So, in order to avoid complete bitterness, here is some possible good we can glean from Mark Driscoll’s high profile niche-gone-wrong. I’m sure he said other things that were fine.ish, but we’re talking about the controversial and highly emphasized stuff.

The good I see coming from his ministry is in the backlash to the extreme nature of his niche. I don’t think his niche was good. I think it was bad.

The good is not in his ministry, it’s in the backlash.

He wrote so extremely about some beliefs in conservative Christian culture surrounding sex and marriage, that some are finally seeing how complementarianism (say) could be taken to an unhealthy extreme. He has made it easier for others to see just how much it doesn’t work. He normalized talk about sex and marriage in a way that a less crass and demeaning book wouldn’t have made a ripple in the sea of silence surrounding the topic. It was so obviously unacceptable to some, some people had to speak up and healthier conversations could be generated in the space that before had been a void. Because the book was big, there is more chance for people to write in response about the subtleties of abuse and the consequences of some of the things taught in conservative circles.

I cannot endorse his name or anything he did or even the validity of the words in his resignation letter, but I can see some good that is coming from it. Only by the grace of God.

Only only only by God’s grace.

(It reminds me of this passage in Isaiah about how God planned to use Cyrus. Look at the commentary to see the bigger picture explanation.)

It would have been healthier if it had never happened, but since it did happen all we can do is to see what we can learn. And how God is shaping his church because of it.
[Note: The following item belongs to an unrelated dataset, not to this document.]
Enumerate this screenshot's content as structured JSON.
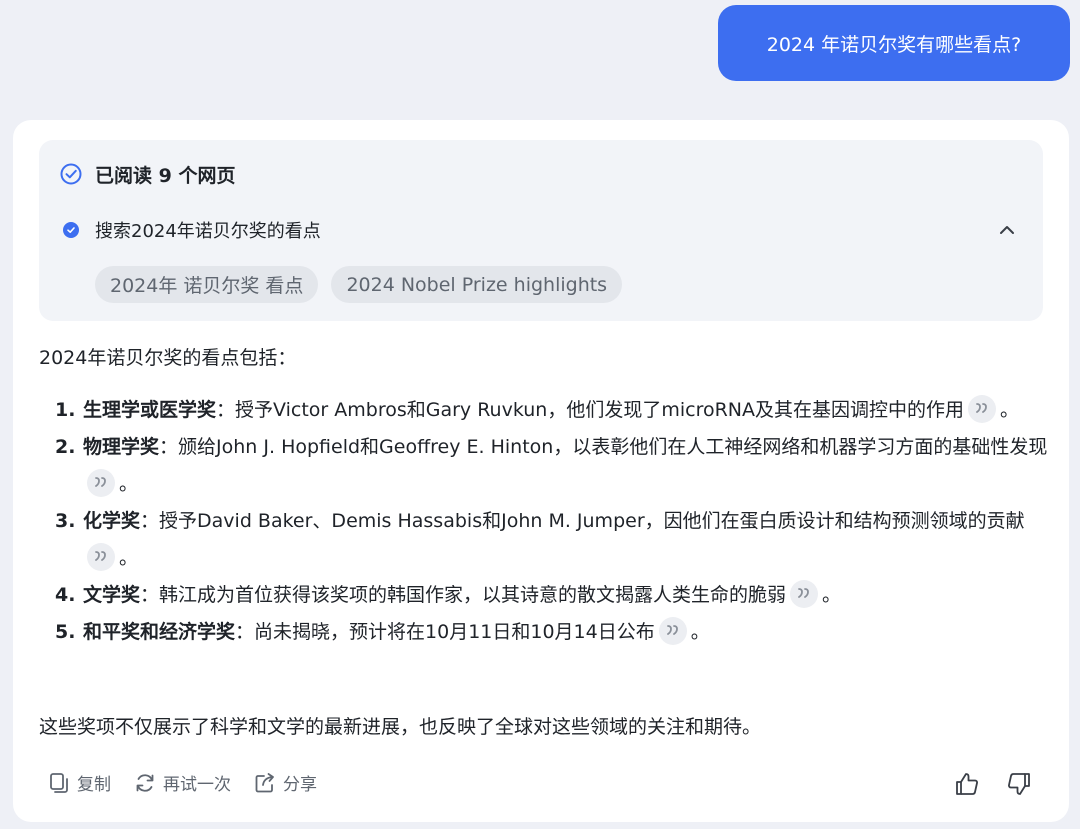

God in his infinite grace is in charge of Mark Driscoll’s ministry or lack thereof. It is not up to me to decide if he is saved or not based on the spiritual abuse that resulted from his time as head of a church. It is up to me to speak up so others don’t fall into a trap as a result of his work. Maybe his work was helpful or revolutionary for some, but we need to be aware of the damaging power that people with large followings and big names can have. And how easy it is to try and excuse people with big names.

With the “We all sin, let’s just forgive them” line. Yes, we can forgive as uninvolved individuals. But we cannot order forgiveness on someone else. And maybe forgiveness looks different for us or them. We can’t accept an apology for infractions against someone else. So yes, let’s not be bitter, but let’s not let his actions slide either nor sacrifice the reality of the victim’s pain (and possible healing) on the alter of forgiveness. Because the more we are silent in corporate “forgiveness” the more other people are condoned in their lack of actual remorse or condemned by their “lack of” actual forgiveness of past and ongoing hurts.

So let’s not condone or condemn. It’s not our place.

We need to see the bad, but then realize God is working in spite of it. We would have chosen a different path, but I do know God allows us pain at times when we don’t understand.

It is up to us to allow ourselves to see some of the things we can learn, and follow God in, as the backlash continues.

The good I see: conversations about sex and marriage and abuse opening up. And: bad doctrine and practices surrounding these things being analyzed down to their core. And hopefully: healing, freedom, positivd changes, and more safety in church structure.

That is all.

It’s not about Driscoll.

It’s about God and what he can do with us, if we follow, even if other people don’t.

What do you think about this?

Do you think God uses our own imbalances to balance the Church?

How can we stand up for our own convictions while resting in the grace of God?

What about forgiveness?

Find me on facebook or twitter if you’re interested in following along or communicating in those ways.

To find the rest of this series and an introduction, click on the picture below: